Listed Building Specialists in East Sussex

Phone Number: 01435 812 973

Mobile Number: 07734 471 400

Listed Building Consent

Should you wish to alter, renovate, extend or demolish a listed building, then you need to apply for consent from the local planning authority before anything can happen. You will probably need to obtain listed building consent if you wish to separate any of the buildings in the grounds of a large estate, or split a building into different sections. 

Local Authority Conservation Officer

It's recommended to discuss your plans with the local conservation officer to find out if these would be approved without changes, only approved after changes, or completely rejected. It is a simple idea that could save time as well as money.

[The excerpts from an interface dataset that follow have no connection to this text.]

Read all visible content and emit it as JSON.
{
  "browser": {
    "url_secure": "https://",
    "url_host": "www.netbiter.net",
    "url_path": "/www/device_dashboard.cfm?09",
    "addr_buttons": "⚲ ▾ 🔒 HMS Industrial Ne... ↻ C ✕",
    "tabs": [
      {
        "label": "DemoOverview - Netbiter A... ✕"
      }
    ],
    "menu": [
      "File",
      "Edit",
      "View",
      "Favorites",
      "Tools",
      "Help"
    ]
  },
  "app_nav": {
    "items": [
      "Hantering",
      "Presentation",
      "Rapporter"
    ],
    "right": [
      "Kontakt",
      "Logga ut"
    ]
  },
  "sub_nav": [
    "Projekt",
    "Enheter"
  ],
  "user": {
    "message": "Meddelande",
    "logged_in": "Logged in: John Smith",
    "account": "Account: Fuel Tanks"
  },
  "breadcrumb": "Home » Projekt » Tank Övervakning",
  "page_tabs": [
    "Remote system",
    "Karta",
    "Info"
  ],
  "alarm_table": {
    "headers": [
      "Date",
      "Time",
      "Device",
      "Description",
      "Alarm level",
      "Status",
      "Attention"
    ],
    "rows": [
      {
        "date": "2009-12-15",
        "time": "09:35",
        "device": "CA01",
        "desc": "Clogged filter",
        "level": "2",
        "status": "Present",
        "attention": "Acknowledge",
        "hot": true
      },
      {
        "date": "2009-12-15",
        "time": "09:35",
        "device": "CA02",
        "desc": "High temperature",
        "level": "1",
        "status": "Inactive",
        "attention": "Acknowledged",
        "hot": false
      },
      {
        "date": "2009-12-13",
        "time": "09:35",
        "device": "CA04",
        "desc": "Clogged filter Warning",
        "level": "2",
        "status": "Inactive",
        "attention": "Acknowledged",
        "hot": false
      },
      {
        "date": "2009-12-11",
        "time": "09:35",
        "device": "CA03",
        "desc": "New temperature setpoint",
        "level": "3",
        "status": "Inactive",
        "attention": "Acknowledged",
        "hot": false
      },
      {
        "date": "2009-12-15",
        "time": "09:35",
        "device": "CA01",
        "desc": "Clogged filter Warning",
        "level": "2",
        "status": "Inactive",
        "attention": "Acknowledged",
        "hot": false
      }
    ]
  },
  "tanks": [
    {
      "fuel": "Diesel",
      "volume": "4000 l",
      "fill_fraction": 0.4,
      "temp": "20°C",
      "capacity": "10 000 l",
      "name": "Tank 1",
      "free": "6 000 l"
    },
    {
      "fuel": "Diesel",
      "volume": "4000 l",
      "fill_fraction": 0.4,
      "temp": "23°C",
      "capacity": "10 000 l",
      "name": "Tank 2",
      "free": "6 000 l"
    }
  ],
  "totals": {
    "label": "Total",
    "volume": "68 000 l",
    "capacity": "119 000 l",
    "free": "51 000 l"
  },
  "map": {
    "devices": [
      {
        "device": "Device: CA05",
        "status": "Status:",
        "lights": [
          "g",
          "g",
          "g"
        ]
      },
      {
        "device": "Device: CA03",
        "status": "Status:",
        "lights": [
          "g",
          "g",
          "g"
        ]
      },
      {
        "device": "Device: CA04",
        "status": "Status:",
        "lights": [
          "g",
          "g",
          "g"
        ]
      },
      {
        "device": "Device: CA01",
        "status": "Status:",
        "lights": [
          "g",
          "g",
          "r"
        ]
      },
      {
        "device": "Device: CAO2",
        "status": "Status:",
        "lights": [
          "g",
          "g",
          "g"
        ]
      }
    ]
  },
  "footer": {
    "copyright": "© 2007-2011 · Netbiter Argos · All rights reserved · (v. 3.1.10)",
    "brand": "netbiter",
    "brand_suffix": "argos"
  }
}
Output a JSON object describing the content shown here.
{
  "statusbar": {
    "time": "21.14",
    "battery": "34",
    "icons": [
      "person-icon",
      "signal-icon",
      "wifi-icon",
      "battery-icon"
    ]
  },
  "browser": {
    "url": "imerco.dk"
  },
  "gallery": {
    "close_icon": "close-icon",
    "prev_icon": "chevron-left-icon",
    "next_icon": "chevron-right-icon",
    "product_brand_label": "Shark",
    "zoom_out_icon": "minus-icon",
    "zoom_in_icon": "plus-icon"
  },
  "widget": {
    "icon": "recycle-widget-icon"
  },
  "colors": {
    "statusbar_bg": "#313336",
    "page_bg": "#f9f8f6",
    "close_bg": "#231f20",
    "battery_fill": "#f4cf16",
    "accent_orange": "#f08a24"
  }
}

Whilst the planning authority has the ability to approve or turn down applications, it has to provide detailed reasons for its decision. The authority has to consider the impact plans have on the infrastructure and the appearance of listed buildings. If your plans would lead to drastic changes, there is a good chance they will not be approved.

discussing building consent
close up view of judge's gavel

Is it against the law to alter a Listed Building?

It is illegal to make any changes to listed buildings that radically alter their appearance, function or features. People who change listed buildings without gaining permission risk prosecution if it can be proved they were responsible for doing so. 

Planning authorities have the power to insist that any changes they did not approve of to be reversed. It makes sense, therefore, to discuss plans with the planning authority and to gain their permission if required. Furthermore, an owner will find it harder to sell a listed building if they have carried out illegal changes. 

Important Things to Remember:

  • You are legally responsible for gaining permission for all changes and extensions concerning listed buildings and any other buildings on the property. 
  • Not only are you responsible for the changes you make, but also for unauthorised changes made by previous owners. 
  • Planning authorities have the power to prosecute you at a magistrates court for breaking the rules regarding listed building consent. If convicted you can be fined £20,000 or be jailed for six months, or both. 
  • Those punishments apply to the architect, the builder, the surveyor as well as yourself. When unauthorised works are found the council can insist that all the changes are reversed.